Leo wanders in search of Naadirah (Seyneb Saleh), a waitress at the club and Leo’s lover, who follows the trajectory of so many missing women in so many stylish urban noir tales like this one. She shows affection to a brutish protagonist who ambles misunderstood through his world, she suddenly begins to exhibit suspicious behavior, and with the snap of a finger, she disappears into Berlin. Leo gives chase, while beset on all sides with the dramas of others, from a Russian kingpin (Gilbert Owuor) to Duck (Justin Theroux), a doctor who passes his days performing reconstructive surgeries with robotics and his nights paying for the most Lolitaesque prostitutes he can find. Meanwhile, Duck carries ties to Cactus Bill (Paul Rudd), an ex-pat American surgeon with designs on taking himself and his daughter home after a fallout with the U.S. government.

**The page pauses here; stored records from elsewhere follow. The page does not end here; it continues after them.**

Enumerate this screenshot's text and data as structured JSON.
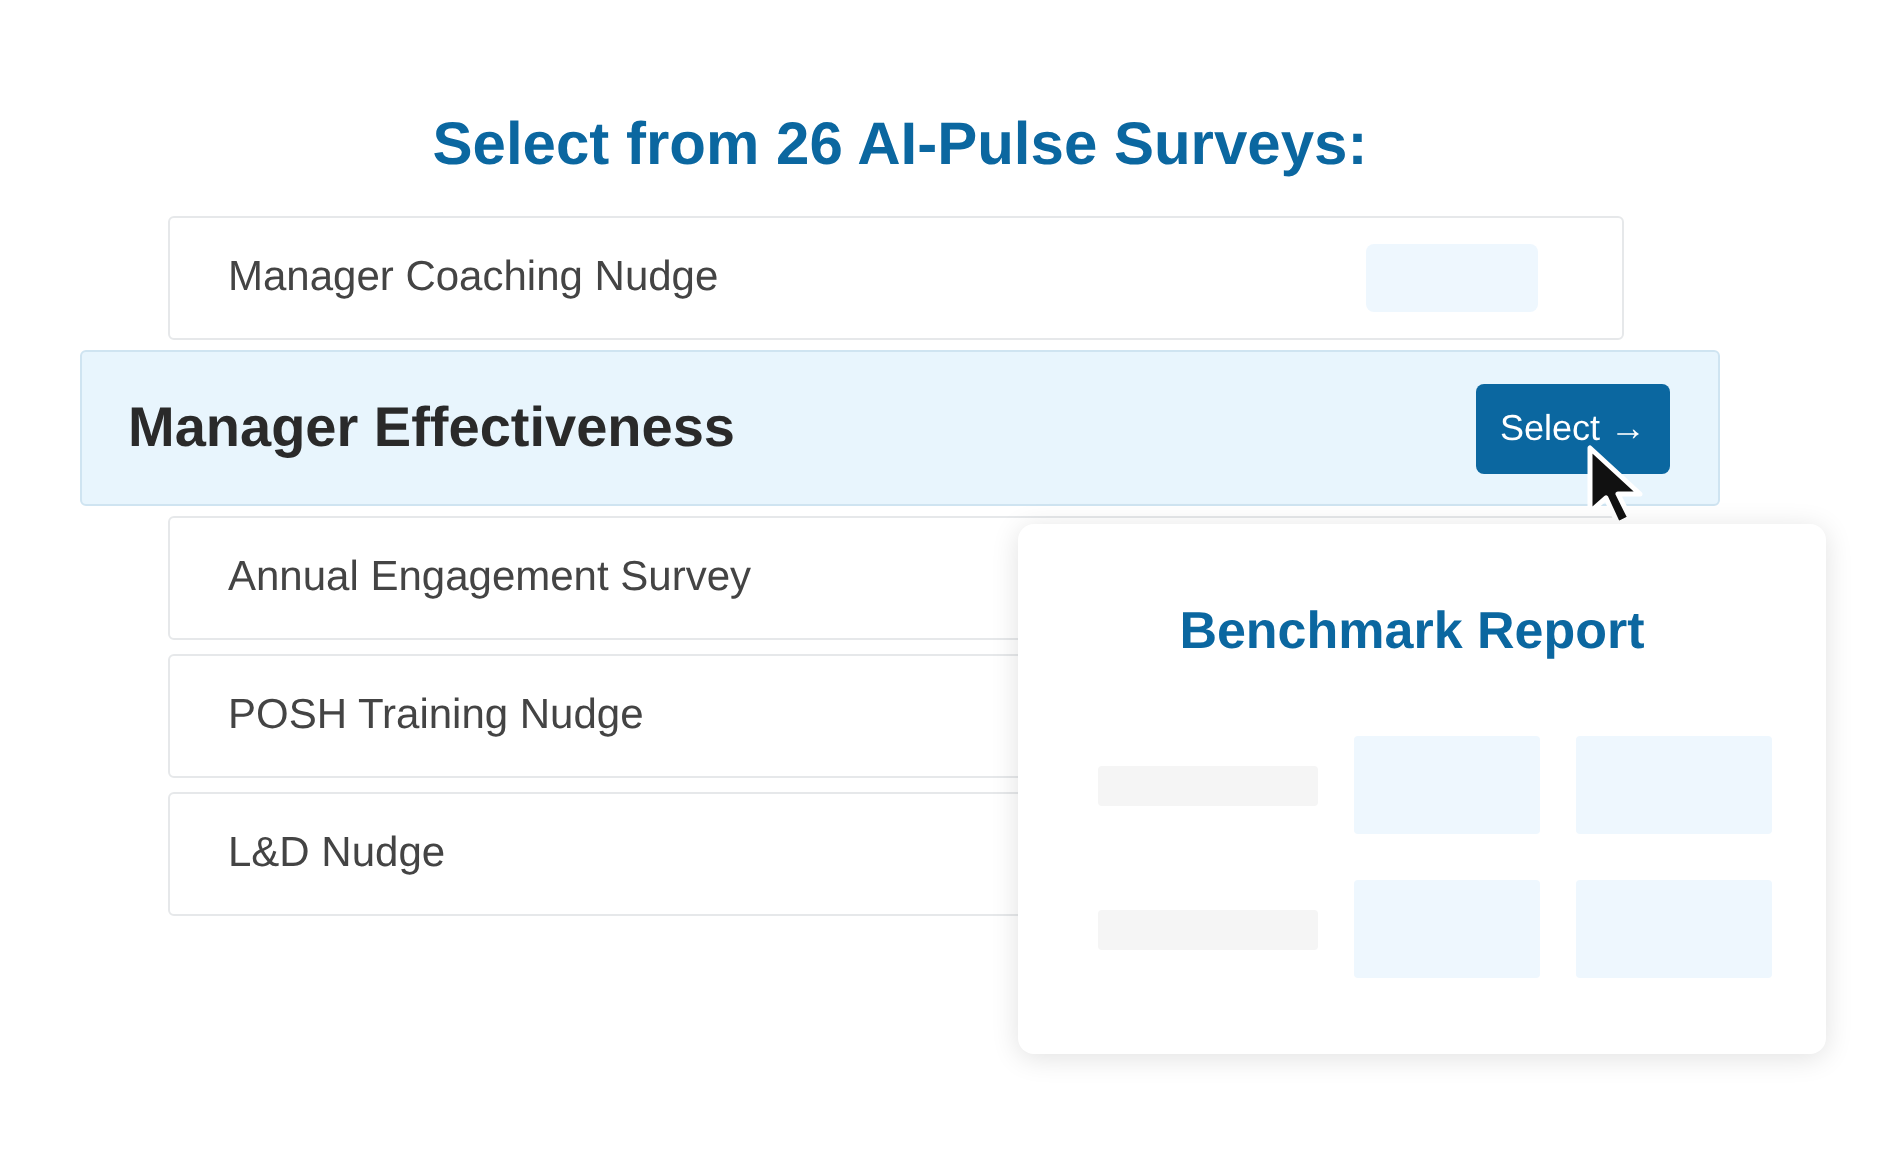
{
  "heading": "Select from 26 AI-Pulse Surveys:",
  "surveys": [
    {
      "name": "Manager Coaching Nudge",
      "selected": false,
      "kind": "tagged"
    },
    {
      "name": "Manager Effectiveness",
      "selected": true
    },
    {
      "name": "Annual Engagement Survey",
      "selected": false,
      "kind": "plain"
    },
    {
      "name": "POSH Training Nudge",
      "selected": false,
      "kind": "plain"
    },
    {
      "name": "L&D Nudge",
      "selected": false,
      "kind": "plain"
    }
  ],
  "select_button": "Select →",
  "report_card": {
    "title": "Benchmark Report"
  }
}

The political underpinnings of the film’s universe are of little consequence in Jones and co-writer Michael Robert Johnson’s screenplay, which tends to relegate its most engaging elements to window dressing for what’s otherwise a fairly boilerplate noir odyssey. The tech-centric world is too familiar to ring as particularly unique, even as its vocal-centric setups create a particularly ironic sort of nightmare for Leo. The film’s notions of perversion as an inevitable result of a technological paradise have been explored to more poignant effect elsewhere, and Mute makes the suspect and ultimately ugly choice to relegate them to shock value. (A scene where a half-clad young girl is viewed at length from Duck’s point of view is particularly grotesque.) From the global politics to the inter-crime syndicate drama, Mute rips through its setpieces at a clip without ever deriving a particular wealth of meaning from them. They’re just good-looking sets through which Skarsgård can emote and perform violence.

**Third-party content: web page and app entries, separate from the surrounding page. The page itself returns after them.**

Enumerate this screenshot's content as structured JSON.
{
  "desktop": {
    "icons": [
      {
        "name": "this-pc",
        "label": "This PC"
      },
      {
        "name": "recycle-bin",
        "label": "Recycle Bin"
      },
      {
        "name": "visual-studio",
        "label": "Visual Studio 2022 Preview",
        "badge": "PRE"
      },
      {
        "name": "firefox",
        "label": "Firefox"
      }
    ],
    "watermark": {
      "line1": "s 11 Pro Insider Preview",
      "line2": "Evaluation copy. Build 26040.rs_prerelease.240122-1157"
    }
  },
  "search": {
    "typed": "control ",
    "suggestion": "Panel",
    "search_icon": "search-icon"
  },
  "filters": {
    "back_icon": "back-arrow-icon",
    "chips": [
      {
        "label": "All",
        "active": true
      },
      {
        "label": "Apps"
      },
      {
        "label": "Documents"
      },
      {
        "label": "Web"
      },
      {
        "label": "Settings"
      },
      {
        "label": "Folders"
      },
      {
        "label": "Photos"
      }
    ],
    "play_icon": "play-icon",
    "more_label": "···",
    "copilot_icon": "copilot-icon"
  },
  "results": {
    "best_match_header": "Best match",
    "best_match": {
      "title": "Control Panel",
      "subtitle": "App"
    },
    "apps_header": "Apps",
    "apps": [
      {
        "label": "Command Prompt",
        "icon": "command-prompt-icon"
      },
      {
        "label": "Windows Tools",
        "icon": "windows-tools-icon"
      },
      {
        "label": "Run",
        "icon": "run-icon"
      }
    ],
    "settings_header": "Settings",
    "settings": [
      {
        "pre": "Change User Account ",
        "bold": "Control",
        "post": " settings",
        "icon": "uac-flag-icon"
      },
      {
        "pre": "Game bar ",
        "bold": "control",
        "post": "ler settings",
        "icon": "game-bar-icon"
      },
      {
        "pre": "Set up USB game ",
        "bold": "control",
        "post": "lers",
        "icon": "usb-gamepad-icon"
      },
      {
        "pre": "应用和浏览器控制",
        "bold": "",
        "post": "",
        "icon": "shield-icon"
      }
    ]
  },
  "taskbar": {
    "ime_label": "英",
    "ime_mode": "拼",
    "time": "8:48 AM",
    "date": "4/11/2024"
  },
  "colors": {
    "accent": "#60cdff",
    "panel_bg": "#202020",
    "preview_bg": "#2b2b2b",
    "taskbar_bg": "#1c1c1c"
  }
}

For his part, Skarsgård delivers the most soulful performance he can muster in a film that does little with any of its drama. His eyes deliver an evocative weight that almost feels jarring against the endless stylization around him, and it adds a weight to scenes that would carry little otherwise. And while he and Rudd are both hamstrung by a film that never lingers in any one place long enough for any one moment to register, Rudd in particular finds depths in a character which often reads like an assemblage of quirks, rather than a person. Cactus may be a foulmouthed prick who trawls through the city with a golden hunting knife on his belt, but he’s also a sincerely affectionate father, and loyal to a fault to the completely undeserving Duck. These moments of humanity serve Mute best, as do Skarsgård and Saleh’s interactions. The common thread there, however, is that they’re all too brief.
Far more often, Mute plays like the first draft of what could have been an intriguing dystopic noir, and it never fully comes into its own. While Jones is far from the first director to attempt to modernize noir standards, he never seems to find a point to any of it; it’s an unremarkable story saturated in Refn colors. There’s little redemption where the film seeks it out, especially as it relates to a cast of characters who (aside from Leo) have far much screen time spent on their sins for the hollow attempts at characterization to land authentically with the audience. Mute has gobs of style to burn, but it’s virtually the textbook definition of sound and fury signifying nothing. Even when it works, it’s not entirely that interesting, and when it doesn’t (which is far more often), Mute becomes an active slog to get through. It’s the kind of movie that even the staunchest style fetishists will struggle to lionize before long.